List, from the lines below, each one with "ammo" in it.

[Entries from a dataset of interfaces]
⁂
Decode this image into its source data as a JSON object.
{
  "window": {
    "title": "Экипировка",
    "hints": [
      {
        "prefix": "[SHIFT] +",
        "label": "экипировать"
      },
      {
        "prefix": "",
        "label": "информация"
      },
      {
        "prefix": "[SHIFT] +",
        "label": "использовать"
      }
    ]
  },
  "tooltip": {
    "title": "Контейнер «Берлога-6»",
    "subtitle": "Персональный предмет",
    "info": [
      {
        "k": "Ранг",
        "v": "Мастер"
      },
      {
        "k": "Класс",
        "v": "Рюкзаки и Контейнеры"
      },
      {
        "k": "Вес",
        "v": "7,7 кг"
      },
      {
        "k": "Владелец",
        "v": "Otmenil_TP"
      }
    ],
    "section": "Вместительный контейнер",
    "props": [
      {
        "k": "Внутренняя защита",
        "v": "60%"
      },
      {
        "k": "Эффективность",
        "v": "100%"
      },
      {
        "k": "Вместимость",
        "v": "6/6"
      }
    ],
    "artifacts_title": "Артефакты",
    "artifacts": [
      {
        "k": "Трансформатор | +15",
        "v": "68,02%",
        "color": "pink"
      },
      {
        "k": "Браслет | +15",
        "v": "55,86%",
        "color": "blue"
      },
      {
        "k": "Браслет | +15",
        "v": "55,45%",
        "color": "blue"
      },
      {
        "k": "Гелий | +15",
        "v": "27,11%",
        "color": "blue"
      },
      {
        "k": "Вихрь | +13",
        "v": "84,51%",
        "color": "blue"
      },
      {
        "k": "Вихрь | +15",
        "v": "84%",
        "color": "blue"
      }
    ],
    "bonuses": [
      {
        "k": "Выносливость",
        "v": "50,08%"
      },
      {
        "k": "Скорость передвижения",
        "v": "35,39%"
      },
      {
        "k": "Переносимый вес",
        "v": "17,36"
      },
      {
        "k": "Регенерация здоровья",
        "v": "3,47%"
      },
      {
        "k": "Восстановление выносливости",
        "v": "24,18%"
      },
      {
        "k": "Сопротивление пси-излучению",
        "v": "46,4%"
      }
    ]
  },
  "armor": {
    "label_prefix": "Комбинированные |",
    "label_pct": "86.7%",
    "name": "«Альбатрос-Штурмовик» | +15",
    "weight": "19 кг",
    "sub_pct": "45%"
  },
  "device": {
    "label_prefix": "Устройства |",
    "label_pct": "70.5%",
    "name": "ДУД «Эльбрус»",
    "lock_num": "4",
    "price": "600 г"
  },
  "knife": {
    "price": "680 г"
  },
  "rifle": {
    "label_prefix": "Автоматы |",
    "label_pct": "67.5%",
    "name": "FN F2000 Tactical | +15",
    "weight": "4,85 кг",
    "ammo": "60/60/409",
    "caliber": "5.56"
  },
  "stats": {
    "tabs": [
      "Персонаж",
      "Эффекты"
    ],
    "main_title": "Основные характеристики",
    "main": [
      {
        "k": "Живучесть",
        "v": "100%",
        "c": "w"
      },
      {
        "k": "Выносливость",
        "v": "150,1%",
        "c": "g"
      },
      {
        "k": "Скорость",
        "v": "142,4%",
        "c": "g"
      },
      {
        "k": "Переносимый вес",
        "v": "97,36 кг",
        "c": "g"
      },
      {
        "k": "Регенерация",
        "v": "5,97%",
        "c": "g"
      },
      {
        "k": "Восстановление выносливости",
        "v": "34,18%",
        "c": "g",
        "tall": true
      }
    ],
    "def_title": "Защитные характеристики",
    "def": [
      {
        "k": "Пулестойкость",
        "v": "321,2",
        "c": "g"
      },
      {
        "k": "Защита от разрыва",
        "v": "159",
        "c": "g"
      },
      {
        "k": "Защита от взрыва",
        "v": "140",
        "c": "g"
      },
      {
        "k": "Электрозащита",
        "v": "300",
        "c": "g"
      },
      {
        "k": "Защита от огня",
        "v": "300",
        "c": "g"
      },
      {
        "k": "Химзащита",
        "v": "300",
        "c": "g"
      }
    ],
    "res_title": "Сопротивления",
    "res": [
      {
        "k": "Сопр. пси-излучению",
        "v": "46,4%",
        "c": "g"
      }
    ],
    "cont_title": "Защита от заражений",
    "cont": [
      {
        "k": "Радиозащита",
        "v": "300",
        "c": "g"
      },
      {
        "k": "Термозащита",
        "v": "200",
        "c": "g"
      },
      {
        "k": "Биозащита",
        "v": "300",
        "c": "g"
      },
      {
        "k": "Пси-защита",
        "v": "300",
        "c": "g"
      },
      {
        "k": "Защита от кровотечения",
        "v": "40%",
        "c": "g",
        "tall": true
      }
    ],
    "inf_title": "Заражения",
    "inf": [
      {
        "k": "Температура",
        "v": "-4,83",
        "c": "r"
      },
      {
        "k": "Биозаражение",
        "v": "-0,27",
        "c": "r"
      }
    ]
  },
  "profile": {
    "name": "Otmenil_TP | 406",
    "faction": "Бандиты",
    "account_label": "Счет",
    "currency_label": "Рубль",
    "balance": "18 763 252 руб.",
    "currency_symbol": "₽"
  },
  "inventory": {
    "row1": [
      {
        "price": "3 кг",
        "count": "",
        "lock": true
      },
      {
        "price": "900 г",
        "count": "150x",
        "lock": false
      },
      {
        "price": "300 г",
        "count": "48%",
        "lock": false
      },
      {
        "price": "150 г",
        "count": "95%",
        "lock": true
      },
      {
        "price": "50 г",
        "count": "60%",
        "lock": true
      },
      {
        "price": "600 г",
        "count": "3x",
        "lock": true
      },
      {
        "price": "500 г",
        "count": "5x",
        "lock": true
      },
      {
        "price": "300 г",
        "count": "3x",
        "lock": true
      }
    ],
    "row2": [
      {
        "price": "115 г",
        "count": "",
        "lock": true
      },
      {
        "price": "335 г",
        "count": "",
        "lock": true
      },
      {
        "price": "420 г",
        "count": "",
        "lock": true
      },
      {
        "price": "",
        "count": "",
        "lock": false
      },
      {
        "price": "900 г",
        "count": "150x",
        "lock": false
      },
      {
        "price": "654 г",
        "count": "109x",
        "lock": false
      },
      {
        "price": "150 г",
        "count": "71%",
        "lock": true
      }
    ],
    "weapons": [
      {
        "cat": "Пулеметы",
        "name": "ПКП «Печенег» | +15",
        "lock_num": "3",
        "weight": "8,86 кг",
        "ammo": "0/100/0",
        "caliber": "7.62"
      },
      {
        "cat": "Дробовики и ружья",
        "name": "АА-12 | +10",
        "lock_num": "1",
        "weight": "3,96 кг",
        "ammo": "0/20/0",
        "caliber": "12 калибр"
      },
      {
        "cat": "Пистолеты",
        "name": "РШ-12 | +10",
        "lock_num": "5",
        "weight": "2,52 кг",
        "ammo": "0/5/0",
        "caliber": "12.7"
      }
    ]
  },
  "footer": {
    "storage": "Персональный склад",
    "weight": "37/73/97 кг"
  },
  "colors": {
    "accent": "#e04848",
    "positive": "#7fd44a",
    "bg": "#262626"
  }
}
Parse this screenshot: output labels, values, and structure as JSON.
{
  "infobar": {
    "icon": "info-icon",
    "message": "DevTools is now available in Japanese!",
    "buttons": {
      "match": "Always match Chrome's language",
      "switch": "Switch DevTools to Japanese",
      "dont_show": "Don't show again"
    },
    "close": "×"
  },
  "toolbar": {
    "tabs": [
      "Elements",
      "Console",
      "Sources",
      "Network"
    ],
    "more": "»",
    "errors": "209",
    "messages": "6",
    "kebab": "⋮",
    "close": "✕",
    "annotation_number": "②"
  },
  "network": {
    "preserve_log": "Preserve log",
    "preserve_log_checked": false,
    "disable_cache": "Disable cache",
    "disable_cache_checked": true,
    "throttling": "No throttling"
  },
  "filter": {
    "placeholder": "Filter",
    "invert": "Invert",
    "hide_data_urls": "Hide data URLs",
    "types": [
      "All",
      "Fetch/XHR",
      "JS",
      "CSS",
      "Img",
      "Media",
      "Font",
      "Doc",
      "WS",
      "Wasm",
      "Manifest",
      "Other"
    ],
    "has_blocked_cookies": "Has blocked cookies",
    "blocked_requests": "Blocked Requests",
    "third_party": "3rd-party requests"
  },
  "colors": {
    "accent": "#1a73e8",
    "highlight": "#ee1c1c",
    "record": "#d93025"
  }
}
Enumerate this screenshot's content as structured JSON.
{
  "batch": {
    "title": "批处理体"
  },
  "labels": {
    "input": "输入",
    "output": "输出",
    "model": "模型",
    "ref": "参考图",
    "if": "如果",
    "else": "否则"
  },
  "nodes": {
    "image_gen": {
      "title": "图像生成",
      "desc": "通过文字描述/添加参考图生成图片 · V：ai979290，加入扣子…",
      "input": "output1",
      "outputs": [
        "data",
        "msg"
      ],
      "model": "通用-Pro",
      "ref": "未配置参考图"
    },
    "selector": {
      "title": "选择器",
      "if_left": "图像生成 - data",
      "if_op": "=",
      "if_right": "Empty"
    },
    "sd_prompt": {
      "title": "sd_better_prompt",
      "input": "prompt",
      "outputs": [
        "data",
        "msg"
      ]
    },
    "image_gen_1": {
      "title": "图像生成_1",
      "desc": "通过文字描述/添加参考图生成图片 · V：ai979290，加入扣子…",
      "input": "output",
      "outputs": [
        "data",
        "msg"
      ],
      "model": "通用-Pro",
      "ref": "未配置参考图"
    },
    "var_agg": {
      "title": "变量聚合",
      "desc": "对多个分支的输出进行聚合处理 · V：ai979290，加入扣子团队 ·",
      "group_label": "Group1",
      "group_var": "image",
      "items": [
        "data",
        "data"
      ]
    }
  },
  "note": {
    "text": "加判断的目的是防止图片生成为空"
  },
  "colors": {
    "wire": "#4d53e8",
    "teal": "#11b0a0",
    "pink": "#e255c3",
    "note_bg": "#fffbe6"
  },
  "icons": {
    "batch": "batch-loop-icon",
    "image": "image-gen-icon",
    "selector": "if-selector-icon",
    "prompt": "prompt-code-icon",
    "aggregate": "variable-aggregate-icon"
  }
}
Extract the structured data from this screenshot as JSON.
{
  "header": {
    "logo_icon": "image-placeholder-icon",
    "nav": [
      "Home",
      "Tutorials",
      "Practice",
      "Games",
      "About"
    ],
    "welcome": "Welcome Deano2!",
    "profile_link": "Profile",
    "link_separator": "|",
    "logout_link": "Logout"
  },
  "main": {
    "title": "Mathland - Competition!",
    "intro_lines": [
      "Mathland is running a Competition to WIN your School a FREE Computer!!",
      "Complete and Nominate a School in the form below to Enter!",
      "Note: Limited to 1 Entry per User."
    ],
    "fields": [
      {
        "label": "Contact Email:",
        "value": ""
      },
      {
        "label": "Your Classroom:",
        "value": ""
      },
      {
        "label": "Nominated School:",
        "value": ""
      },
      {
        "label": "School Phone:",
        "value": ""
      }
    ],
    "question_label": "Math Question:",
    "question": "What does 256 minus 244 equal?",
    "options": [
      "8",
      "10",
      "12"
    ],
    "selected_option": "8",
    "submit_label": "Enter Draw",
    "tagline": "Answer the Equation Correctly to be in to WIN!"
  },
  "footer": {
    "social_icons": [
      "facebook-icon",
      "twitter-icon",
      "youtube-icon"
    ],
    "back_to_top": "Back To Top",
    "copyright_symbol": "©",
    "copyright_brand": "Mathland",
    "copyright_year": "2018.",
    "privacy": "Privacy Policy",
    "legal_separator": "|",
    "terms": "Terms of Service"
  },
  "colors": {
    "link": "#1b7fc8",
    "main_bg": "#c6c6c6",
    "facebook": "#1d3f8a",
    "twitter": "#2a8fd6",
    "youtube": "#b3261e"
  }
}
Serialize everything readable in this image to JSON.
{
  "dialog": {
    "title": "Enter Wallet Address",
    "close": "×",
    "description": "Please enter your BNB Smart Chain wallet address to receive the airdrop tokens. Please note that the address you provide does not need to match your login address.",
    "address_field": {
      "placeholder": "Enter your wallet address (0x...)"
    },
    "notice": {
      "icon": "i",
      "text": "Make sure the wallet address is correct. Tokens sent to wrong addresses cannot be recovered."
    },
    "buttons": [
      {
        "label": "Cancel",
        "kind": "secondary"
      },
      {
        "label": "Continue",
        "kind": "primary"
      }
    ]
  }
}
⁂
Task response:
    "ammo": "60/60/409",
        "ammo": "0/100/0",
        "ammo": "0/20/0",
        "ammo": "0/5/0",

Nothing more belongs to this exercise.